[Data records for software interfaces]

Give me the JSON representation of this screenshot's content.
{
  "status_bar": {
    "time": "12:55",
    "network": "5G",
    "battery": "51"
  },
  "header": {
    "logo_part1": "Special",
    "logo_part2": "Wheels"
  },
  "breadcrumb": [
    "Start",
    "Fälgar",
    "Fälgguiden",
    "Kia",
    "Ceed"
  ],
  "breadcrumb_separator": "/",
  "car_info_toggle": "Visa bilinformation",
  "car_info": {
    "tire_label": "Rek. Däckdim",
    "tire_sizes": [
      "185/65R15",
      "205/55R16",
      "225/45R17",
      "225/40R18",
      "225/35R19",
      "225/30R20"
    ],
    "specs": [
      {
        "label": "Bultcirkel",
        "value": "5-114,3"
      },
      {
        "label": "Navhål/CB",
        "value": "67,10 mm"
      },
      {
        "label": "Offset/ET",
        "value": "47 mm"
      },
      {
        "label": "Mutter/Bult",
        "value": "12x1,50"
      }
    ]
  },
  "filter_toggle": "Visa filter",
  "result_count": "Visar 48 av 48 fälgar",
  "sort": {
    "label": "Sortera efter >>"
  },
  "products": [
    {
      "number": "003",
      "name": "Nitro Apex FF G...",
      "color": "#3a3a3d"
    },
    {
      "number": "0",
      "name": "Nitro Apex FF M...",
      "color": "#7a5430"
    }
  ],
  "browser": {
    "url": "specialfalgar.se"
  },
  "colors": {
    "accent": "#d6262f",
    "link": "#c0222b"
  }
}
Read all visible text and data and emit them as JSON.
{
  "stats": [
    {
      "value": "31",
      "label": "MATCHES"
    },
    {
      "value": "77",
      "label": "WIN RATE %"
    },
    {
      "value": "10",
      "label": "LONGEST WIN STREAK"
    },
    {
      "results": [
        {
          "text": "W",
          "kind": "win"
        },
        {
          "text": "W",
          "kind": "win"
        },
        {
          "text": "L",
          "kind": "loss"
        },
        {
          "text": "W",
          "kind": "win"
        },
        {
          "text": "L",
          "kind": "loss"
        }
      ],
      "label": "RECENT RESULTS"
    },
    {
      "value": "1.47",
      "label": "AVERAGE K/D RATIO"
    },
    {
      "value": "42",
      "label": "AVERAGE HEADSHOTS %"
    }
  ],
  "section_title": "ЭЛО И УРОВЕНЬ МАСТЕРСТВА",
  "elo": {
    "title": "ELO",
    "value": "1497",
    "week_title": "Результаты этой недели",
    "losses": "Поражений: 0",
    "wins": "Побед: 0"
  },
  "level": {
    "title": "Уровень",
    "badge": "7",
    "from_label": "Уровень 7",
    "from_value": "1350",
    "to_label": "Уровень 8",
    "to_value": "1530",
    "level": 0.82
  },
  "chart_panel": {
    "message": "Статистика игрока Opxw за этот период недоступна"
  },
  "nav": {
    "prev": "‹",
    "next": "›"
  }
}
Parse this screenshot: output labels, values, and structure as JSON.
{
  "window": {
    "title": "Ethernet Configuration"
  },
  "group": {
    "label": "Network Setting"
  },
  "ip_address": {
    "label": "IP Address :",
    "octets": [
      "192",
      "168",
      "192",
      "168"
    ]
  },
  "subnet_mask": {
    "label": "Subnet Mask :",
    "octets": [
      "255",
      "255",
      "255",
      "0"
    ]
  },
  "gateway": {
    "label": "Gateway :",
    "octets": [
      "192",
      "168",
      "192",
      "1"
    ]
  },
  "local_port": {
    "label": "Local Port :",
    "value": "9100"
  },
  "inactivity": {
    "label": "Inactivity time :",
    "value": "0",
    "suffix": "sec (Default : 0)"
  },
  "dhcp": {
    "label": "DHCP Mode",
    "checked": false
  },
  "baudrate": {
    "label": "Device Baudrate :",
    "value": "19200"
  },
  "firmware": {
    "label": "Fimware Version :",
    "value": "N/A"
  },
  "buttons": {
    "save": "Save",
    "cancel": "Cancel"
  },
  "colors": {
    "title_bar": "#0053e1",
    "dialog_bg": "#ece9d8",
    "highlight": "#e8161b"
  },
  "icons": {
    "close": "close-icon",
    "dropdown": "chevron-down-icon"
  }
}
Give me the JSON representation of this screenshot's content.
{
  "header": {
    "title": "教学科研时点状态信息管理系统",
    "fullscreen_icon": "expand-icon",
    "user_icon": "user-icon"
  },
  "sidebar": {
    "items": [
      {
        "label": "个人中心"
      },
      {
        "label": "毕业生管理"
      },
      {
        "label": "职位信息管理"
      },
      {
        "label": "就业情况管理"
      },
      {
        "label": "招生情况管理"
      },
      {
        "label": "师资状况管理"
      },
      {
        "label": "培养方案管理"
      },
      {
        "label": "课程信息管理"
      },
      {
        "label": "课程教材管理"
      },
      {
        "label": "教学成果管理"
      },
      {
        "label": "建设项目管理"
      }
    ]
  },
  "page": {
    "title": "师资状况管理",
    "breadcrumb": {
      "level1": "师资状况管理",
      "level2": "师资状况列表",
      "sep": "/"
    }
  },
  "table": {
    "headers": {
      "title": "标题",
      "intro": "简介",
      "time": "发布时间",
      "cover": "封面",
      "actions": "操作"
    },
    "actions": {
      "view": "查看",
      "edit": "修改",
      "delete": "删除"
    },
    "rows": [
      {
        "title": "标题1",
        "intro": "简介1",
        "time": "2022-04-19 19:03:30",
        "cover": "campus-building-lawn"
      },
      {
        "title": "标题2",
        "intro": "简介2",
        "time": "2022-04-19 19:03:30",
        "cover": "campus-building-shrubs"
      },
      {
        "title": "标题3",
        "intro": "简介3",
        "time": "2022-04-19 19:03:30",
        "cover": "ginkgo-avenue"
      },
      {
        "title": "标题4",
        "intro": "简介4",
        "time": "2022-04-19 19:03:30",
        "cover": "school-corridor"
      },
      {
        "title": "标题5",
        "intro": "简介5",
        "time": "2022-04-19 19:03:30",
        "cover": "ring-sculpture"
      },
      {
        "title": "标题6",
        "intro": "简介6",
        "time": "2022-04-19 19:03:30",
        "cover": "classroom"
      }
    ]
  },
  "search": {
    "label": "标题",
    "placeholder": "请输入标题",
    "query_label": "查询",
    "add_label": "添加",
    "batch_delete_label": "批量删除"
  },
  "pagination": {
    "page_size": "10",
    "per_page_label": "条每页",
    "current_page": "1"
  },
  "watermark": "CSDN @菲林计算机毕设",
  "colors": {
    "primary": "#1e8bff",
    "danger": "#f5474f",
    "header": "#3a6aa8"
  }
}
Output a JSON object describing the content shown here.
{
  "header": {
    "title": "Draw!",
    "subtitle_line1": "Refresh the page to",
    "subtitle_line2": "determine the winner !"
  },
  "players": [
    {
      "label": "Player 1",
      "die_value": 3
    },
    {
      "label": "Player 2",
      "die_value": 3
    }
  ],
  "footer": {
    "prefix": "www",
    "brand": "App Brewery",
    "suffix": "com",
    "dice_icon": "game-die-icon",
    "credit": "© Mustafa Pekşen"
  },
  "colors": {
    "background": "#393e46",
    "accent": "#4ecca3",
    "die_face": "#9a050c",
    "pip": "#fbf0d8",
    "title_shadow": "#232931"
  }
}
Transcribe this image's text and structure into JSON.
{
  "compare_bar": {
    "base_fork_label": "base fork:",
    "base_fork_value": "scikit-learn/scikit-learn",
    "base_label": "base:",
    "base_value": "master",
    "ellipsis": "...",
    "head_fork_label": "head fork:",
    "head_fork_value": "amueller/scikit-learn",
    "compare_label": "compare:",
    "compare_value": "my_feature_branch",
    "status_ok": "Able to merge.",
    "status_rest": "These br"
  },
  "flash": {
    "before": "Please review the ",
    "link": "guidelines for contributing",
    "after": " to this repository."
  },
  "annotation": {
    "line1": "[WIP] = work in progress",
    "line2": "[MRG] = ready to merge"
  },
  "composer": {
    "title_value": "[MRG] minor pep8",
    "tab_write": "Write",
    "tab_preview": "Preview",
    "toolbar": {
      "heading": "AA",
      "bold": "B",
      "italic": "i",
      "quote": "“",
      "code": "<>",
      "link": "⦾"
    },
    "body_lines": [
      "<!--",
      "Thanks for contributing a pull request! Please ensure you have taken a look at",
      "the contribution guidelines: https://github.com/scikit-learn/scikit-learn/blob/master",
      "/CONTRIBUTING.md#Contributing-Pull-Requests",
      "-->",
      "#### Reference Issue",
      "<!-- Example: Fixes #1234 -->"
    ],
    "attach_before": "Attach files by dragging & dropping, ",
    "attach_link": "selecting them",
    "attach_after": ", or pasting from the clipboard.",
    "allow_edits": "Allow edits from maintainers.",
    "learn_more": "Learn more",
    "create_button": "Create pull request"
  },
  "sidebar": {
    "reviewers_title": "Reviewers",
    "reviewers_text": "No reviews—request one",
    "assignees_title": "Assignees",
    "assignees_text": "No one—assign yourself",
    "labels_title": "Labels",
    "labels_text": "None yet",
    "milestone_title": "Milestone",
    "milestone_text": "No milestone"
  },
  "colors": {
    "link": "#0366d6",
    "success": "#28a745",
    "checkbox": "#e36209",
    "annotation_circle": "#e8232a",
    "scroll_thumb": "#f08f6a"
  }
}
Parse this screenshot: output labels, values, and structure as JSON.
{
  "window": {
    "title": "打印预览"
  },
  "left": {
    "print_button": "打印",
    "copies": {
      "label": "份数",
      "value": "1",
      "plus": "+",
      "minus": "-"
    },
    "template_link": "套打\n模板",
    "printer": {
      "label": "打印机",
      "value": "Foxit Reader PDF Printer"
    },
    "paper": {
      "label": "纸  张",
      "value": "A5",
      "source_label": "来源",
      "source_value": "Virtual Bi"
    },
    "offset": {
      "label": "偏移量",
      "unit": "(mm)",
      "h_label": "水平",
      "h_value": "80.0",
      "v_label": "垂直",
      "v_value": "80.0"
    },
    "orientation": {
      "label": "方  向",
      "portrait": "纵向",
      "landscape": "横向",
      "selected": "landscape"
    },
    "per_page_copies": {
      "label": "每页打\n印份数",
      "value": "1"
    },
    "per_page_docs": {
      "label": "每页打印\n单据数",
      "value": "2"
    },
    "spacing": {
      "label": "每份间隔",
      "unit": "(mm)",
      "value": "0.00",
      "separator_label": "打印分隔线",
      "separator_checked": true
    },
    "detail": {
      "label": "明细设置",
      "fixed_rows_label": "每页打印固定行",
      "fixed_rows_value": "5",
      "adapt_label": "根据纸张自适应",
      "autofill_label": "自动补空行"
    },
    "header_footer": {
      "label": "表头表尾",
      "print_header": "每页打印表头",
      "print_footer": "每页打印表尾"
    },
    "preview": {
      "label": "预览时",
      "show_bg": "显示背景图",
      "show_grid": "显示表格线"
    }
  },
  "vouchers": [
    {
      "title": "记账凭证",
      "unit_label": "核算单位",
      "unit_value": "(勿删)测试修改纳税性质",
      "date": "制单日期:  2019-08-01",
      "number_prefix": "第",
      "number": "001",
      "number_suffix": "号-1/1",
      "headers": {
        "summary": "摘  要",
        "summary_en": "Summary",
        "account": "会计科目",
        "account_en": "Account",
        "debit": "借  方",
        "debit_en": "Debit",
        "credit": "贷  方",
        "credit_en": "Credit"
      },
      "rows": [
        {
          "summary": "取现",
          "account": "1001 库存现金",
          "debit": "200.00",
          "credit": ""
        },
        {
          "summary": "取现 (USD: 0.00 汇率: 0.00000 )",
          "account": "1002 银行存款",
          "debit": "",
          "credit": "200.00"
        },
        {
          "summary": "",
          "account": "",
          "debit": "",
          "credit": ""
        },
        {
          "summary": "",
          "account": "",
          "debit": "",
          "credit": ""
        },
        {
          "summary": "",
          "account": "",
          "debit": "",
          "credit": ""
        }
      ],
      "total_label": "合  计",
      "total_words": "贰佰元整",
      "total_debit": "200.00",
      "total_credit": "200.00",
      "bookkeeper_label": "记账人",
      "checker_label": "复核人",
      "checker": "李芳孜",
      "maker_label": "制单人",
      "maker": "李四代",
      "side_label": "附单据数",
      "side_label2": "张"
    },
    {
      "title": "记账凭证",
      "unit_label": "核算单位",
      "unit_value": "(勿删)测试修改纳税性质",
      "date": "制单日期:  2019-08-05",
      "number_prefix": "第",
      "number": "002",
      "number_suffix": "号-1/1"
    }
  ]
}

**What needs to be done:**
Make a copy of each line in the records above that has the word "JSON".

**Response to the exercise:**
Give me the JSON representation of this screenshot's content.
Read all visible text and data and emit them as JSON.
Parse this screenshot: output labels, values, and structure as JSON.
Give me the JSON representation of this screenshot's content.
Output a JSON object describing the content shown here.
Transcribe this image's text and structure into JSON.
Parse this screenshot: output labels, values, and structure as JSON.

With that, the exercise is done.